Her Targaryen coin spins. Her destiny is cloudy. The game of thrones has other plans for those she loves the most.
Two of her three dragon children are dead. Her sworn protector, Ser Jorah Mormont, a man who loved her unconditionally and counseled her relentlessly, is dead. Missandei, her best friend, translator, and humanizing touchstone, is dead. Lord Varys, who worked behind the scenes since season 1 to return a Targaryen to the throne, has lost faith in her and now he’s dead. Her Hand, Tyrion Lannister, has done nothing but make mistakes and miscalculations since they got back to Westeros.
Even Jon Snow, a man she loves and who once loved her in return, has pulled away from her and betrayed her trust by telling his real lineage to his family. She knows that what was once a closely held secret will now be common knowledge, threatening her claim to the throne.
She’s no longer the Last Dragon. John has a better claim than she does. But worse than that, many love him more than they love her.
The game of thrones has stolen the love from her life. And again, love is what’s important to Dany. It’s what keeps her coin coming up good. In the absence of love, her Targaryen coin lands on the mad side.
“All right, then,” Dany tells Jon after he rebuffs her final attempt at romance. “Let it be fear.”
Dany burns King’s Landing
“Fire and blood.”
– House Targaryen words
There’s a moment in “The Bells” where Dany sits atop Drogon on the walls of King’s Landing. The Lannisters have surrendered. The gates are open. The war for the Iron Throne is over, and Dany has won.
Dany looks out over King’s Landing.
It’s the city where her family fell from power. It’s the city where her father died, and where usurpers have been sitting in her family’s throne for 20 years. It’s a city that’s full of people that didn’t welcome her with open arms.
Earlier in the episode, Tyrion argued on behalf of the common folk of King’s Landing, who Queen Cersei is using as human shields. Any attack means civilian casualties.
“The people who live there, they’re not your enemies,” he said. “They’re innocents, like the ones you liberated in Meereen.”
“In Meereen, the slaves turned on the masters and liberated the city themselves the moment I arrived,” Dany said. “[Cersei] knows how to use her enemies’ weaknesses against them. That’s what she thinks our mercy is: weakness. But she’s wrong. Mercy is our strength. Our mercy towards future generations who will never again be held hostage by a tyrant.”
Dany is not concerned about the people living in King’s Landing today.
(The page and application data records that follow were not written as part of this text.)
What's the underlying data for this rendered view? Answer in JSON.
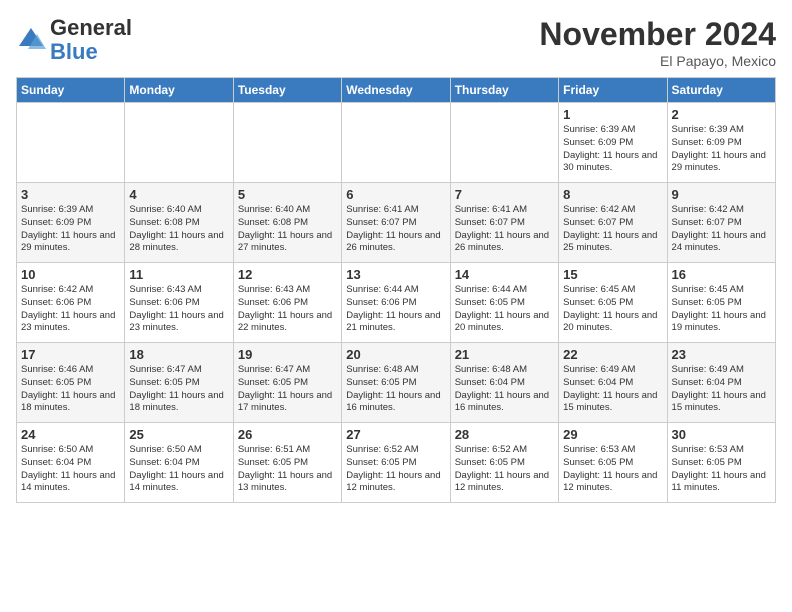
{
  "logo": {
    "text_general": "General",
    "text_blue": "Blue"
  },
  "title": "November 2024",
  "subtitle": "El Papayo, Mexico",
  "days_of_week": [
    "Sunday",
    "Monday",
    "Tuesday",
    "Wednesday",
    "Thursday",
    "Friday",
    "Saturday"
  ],
  "weeks": [
    {
      "alt": false,
      "days": [
        {
          "num": "",
          "info": ""
        },
        {
          "num": "",
          "info": ""
        },
        {
          "num": "",
          "info": ""
        },
        {
          "num": "",
          "info": ""
        },
        {
          "num": "",
          "info": ""
        },
        {
          "num": "1",
          "info": "Sunrise: 6:39 AM\nSunset: 6:09 PM\nDaylight: 11 hours and 30 minutes."
        },
        {
          "num": "2",
          "info": "Sunrise: 6:39 AM\nSunset: 6:09 PM\nDaylight: 11 hours and 29 minutes."
        }
      ]
    },
    {
      "alt": true,
      "days": [
        {
          "num": "3",
          "info": "Sunrise: 6:39 AM\nSunset: 6:09 PM\nDaylight: 11 hours and 29 minutes."
        },
        {
          "num": "4",
          "info": "Sunrise: 6:40 AM\nSunset: 6:08 PM\nDaylight: 11 hours and 28 minutes."
        },
        {
          "num": "5",
          "info": "Sunrise: 6:40 AM\nSunset: 6:08 PM\nDaylight: 11 hours and 27 minutes."
        },
        {
          "num": "6",
          "info": "Sunrise: 6:41 AM\nSunset: 6:07 PM\nDaylight: 11 hours and 26 minutes."
        },
        {
          "num": "7",
          "info": "Sunrise: 6:41 AM\nSunset: 6:07 PM\nDaylight: 11 hours and 26 minutes."
        },
        {
          "num": "8",
          "info": "Sunrise: 6:42 AM\nSunset: 6:07 PM\nDaylight: 11 hours and 25 minutes."
        },
        {
          "num": "9",
          "info": "Sunrise: 6:42 AM\nSunset: 6:07 PM\nDaylight: 11 hours and 24 minutes."
        }
      ]
    },
    {
      "alt": false,
      "days": [
        {
          "num": "10",
          "info": "Sunrise: 6:42 AM\nSunset: 6:06 PM\nDaylight: 11 hours and 23 minutes."
        },
        {
          "num": "11",
          "info": "Sunrise: 6:43 AM\nSunset: 6:06 PM\nDaylight: 11 hours and 23 minutes."
        },
        {
          "num": "12",
          "info": "Sunrise: 6:43 AM\nSunset: 6:06 PM\nDaylight: 11 hours and 22 minutes."
        },
        {
          "num": "13",
          "info": "Sunrise: 6:44 AM\nSunset: 6:06 PM\nDaylight: 11 hours and 21 minutes."
        },
        {
          "num": "14",
          "info": "Sunrise: 6:44 AM\nSunset: 6:05 PM\nDaylight: 11 hours and 20 minutes."
        },
        {
          "num": "15",
          "info": "Sunrise: 6:45 AM\nSunset: 6:05 PM\nDaylight: 11 hours and 20 minutes."
        },
        {
          "num": "16",
          "info": "Sunrise: 6:45 AM\nSunset: 6:05 PM\nDaylight: 11 hours and 19 minutes."
        }
      ]
    },
    {
      "alt": true,
      "days": [
        {
          "num": "17",
          "info": "Sunrise: 6:46 AM\nSunset: 6:05 PM\nDaylight: 11 hours and 18 minutes."
        },
        {
          "num": "18",
          "info": "Sunrise: 6:47 AM\nSunset: 6:05 PM\nDaylight: 11 hours and 18 minutes."
        },
        {
          "num": "19",
          "info": "Sunrise: 6:47 AM\nSunset: 6:05 PM\nDaylight: 11 hours and 17 minutes."
        },
        {
          "num": "20",
          "info": "Sunrise: 6:48 AM\nSunset: 6:05 PM\nDaylight: 11 hours and 16 minutes."
        },
        {
          "num": "21",
          "info": "Sunrise: 6:48 AM\nSunset: 6:04 PM\nDaylight: 11 hours and 16 minutes."
        },
        {
          "num": "22",
          "info": "Sunrise: 6:49 AM\nSunset: 6:04 PM\nDaylight: 11 hours and 15 minutes."
        },
        {
          "num": "23",
          "info": "Sunrise: 6:49 AM\nSunset: 6:04 PM\nDaylight: 11 hours and 15 minutes."
        }
      ]
    },
    {
      "alt": false,
      "days": [
        {
          "num": "24",
          "info": "Sunrise: 6:50 AM\nSunset: 6:04 PM\nDaylight: 11 hours and 14 minutes."
        },
        {
          "num": "25",
          "info": "Sunrise: 6:50 AM\nSunset: 6:04 PM\nDaylight: 11 hours and 14 minutes."
        },
        {
          "num": "26",
          "info": "Sunrise: 6:51 AM\nSunset: 6:05 PM\nDaylight: 11 hours and 13 minutes."
        },
        {
          "num": "27",
          "info": "Sunrise: 6:52 AM\nSunset: 6:05 PM\nDaylight: 11 hours and 12 minutes."
        },
        {
          "num": "28",
          "info": "Sunrise: 6:52 AM\nSunset: 6:05 PM\nDaylight: 11 hours and 12 minutes."
        },
        {
          "num": "29",
          "info": "Sunrise: 6:53 AM\nSunset: 6:05 PM\nDaylight: 11 hours and 12 minutes."
        },
        {
          "num": "30",
          "info": "Sunrise: 6:53 AM\nSunset: 6:05 PM\nDaylight: 11 hours and 11 minutes."
        }
      ]
    }
  ]
}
Dany is concerned about the people who will one day live in King’s Landing under her rule. In her eyes, the people there aren’t innocent, they’re enemies.
Earlier in season 8, Sam asks Jon, “You gave up your crown to save your people. Would she do the same?”
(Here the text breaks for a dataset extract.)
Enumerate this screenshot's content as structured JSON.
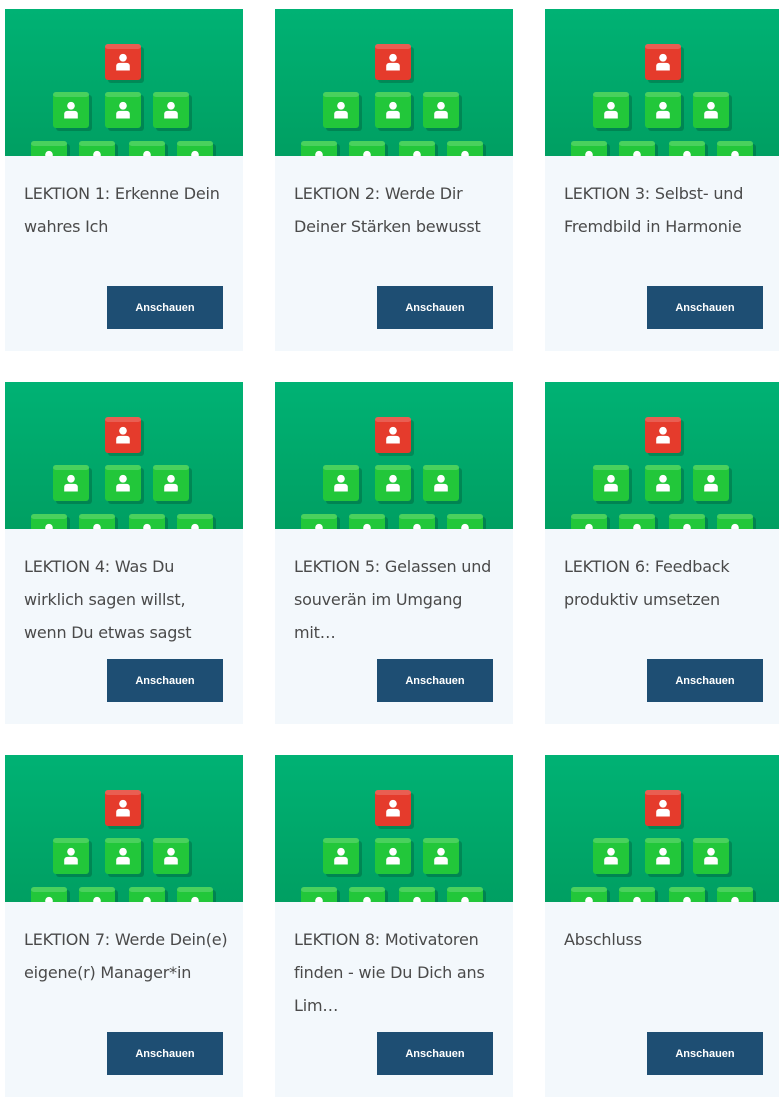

With her choice, Dany gives us her answer. Unfortunately, the answer is a definitive, resounding, smoldering ruin of a “no.”
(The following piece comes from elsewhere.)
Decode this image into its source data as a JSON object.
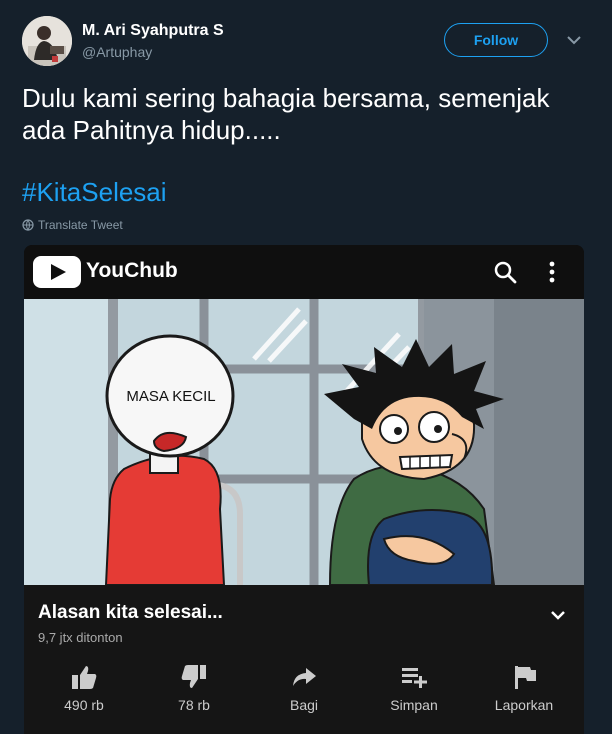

In the only moment that ultimately matters — when the battle for King’s Landing was won, and she sat atop her dragon, perched on the walls of the capital city — Daenerys Targaryen makes her choice.
It’s a choice that costs the lives of thousands of innocent people. It’s a shocking choice. It’s a choice that hurts just to watch. But it’s a choice with precedent.